Google Maps: Immersive Routes to see your route in any weather – iGeneration

Google is gradually enabling its Immersive View feature for routes in Maps. Paris will be the only French city to benefit from this launch. The principle of “immersion” is already used in Google Maps for a 3D representation of cities with satellite images. This time, Google applies it to the preview of a route by foot, bike or car.

Showing the different stages of your route before you drive is nothing new in Maps, but this development is more sophisticated. Using a time rule, you can evaluate your trip based on different times of day (evening, middle of the night, or peak traffic times) and weather conditions. Especially when cycling and walking, this can be helpful in assessing whether the route to be traveled is likely to be congested or uncomfortable.
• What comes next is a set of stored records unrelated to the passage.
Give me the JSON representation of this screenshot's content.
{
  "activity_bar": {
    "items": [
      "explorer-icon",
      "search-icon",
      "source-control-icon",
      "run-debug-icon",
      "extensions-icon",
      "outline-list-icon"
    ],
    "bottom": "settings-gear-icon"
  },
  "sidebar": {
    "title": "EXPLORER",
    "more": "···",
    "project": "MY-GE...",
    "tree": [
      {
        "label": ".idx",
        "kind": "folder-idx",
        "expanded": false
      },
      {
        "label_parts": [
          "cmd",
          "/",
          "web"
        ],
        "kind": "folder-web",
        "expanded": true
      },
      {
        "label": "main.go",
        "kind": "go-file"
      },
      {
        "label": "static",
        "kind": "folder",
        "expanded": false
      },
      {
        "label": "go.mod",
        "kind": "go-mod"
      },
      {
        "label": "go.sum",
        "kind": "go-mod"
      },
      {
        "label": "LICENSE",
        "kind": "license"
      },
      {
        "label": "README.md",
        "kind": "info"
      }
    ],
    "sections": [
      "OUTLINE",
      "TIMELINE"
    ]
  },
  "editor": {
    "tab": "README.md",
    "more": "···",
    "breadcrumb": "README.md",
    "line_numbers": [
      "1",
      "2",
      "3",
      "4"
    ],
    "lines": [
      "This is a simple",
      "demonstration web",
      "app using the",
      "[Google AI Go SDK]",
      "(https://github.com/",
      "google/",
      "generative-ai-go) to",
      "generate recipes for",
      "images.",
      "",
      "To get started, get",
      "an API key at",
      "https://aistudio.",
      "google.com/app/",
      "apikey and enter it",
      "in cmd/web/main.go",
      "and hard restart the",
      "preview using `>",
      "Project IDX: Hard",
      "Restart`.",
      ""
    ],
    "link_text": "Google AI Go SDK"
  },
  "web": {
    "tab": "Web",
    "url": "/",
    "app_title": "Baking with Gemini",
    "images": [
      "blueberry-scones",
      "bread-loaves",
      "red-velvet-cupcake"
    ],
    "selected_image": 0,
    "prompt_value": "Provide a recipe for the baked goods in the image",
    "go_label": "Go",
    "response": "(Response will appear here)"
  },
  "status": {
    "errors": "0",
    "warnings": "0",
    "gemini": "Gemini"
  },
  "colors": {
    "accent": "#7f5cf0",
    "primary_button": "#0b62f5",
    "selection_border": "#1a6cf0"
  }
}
This additional view is rolled out to iOS in Paris, Amsterdam, Barcelona, ​​​​Dublin, Florence, Las Vegas, London, Los Angeles, Miami, New York, San Francisco, San Jose, Seattle, Tokyo and Venice, in addition to Android.

In the coming months, Google will display new maps when navigating in the car. France will be one of the first 12 countries, which also includes Canada and Germany. There will be changes in the colors used, in the buildings whose 3D will be more realistic, and in the details of the instructions. The display of the position to be maintained on the road becomes more precise, especially when there are several lanes and one has to be followed specifically. Google will also expand the display of speed limits to 20 countries in Europe.

Next, this week Google will distribute more detailed information about electric car charging stations worldwide: performance, compatibility and when they were last used (if it is several days, it is because they have either been used very little… or are more likely broken). ). .

Eventually, Google will make an effort to prioritize photos in queries in Maps. Images taken from those that users post with their comments on an address. It is also used in France as well as Germany, Japan, the United Kingdom and the United States.